My kimono series started in earnest with my “Red Kimono”. For reasons far too complex for this missive, the kimono has become a symbol for me of the love and generosity and creativity of my big sister Mary Jean. Seven years my senior, MJ was my best friend growing up and taught me early basics about drawing and painting. When she went to college to study art, she brought home lessons that she in turn taught me and gave me a hunger to do art as well. Mary Jean became an art teacher and was just about ready to launch some full time serious efforts at her own painting after retirement when she lost her life in a tragic scuba diving accident in Puerto Rico. It is in her honor and with her inspiration, that I began this series. The challenge I put to myself was to use the kimono image and incorporate techniques used normally with textiles or fibers; techniques such as weaving or lace making or trapunto or quilting or chenille. Along the way, I would incorporate little things that are part of her accumulated memory as well as concepts that are currently of interest to me, such as my recent explorations of wabi sabi. Some hidden gems will remain known only to me. My goal is to complete at least ten before calling the series complete, though, actually if an idea strikes me years from now after two dozen kimonos have been completed, I will gladly add another.
Mary Jean Olivelli was a gifted artist and a wonderful teacher. Her children have given her an on-line presence featuring her paintings mostly inspired by her love of the sea, particularly shells and fragments of beach glass. You can view her work on a facebook page.

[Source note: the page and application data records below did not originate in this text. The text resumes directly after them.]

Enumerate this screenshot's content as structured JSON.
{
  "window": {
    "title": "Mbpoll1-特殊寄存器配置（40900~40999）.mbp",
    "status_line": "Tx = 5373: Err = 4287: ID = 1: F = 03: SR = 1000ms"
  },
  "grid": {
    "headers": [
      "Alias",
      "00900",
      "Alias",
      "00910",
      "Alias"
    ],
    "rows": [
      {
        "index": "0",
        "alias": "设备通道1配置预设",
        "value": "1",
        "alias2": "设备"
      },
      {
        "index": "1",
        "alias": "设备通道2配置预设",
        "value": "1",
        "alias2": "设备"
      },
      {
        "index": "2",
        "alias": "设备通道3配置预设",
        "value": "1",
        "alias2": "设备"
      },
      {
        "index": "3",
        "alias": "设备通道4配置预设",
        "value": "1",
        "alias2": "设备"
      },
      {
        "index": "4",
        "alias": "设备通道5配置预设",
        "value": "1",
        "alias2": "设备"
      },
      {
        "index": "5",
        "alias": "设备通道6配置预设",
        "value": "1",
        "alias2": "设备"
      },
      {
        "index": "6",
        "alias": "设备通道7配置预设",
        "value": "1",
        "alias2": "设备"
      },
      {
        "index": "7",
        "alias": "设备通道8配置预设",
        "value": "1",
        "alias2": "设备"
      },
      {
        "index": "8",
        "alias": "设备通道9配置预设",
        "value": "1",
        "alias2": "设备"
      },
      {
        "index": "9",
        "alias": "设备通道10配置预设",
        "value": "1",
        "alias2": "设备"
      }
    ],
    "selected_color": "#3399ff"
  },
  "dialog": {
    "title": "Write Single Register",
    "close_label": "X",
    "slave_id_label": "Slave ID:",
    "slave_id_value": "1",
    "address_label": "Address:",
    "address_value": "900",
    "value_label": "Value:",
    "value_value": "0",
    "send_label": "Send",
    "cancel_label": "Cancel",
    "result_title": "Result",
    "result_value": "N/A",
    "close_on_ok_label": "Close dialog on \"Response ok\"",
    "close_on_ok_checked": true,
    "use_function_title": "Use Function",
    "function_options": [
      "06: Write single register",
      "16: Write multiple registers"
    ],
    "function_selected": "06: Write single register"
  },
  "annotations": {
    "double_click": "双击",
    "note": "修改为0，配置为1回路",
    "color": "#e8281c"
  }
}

To view the images in my kimono series, put the word kimono in the search box on my home page.